Records from a dataset

=-=-=

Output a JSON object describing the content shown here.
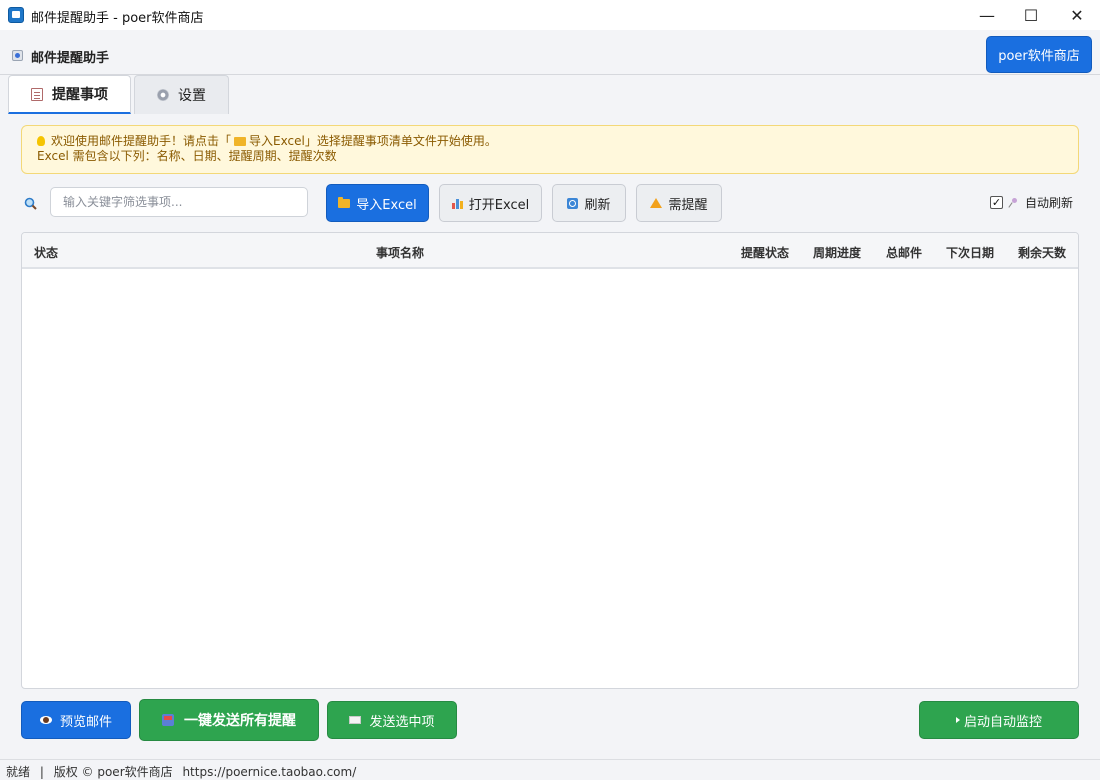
{
  "window": {
    "title": "邮件提醒助手 - poer软件商店",
    "controls": {
      "minimize": "—",
      "maximize": "☐",
      "close": "✕"
    }
  },
  "header": {
    "title": "邮件提醒助手",
    "store_button": "poer软件商店"
  },
  "tabs": [
    {
      "label": "提醒事项",
      "icon": "memo-icon",
      "active": true
    },
    {
      "label": "设置",
      "icon": "gear-icon",
      "active": false
    }
  ],
  "notice": {
    "line1_prefix": "欢迎使用邮件提醒助手！请点击「",
    "line1_highlight": "导入Excel",
    "line1_suffix": "」选择提醒事项清单文件开始使用。",
    "line2": "Excel 需包含以下列：名称、日期、提醒周期、提醒次数"
  },
  "toolbar": {
    "search_placeholder": "输入关键字筛选事项...",
    "import_label": "导入Excel",
    "open_label": "打开Excel",
    "refresh_label": "刷新",
    "remind_label": "需提醒",
    "auto_refresh_label": "自动刷新",
    "auto_refresh_checked": "✓"
  },
  "table": {
    "columns": [
      "状态",
      "事项名称",
      "提醒状态",
      "周期进度",
      "总邮件",
      "下次日期",
      "剩余天数"
    ],
    "rows": []
  },
  "actions": {
    "preview_label": "预览邮件",
    "send_all_label": "一键发送所有提醒",
    "send_selected_label": "发送选中项",
    "start_monitor_label": "启动自动监控"
  },
  "status": {
    "state": "就绪",
    "separator": "|",
    "copyright": "版权 © poer软件商店",
    "url": "https://poernice.taobao.com/"
  },
  "colors": {
    "primary": "#1a6fe0",
    "success": "#2ea44f",
    "notice_bg": "#fff8dc",
    "notice_text": "#8a5a00"
  }
}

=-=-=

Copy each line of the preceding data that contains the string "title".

PROBLEM SOLUTION:
    "title": "邮件提醒助手 - poer软件商店",
    "title": "邮件提醒助手",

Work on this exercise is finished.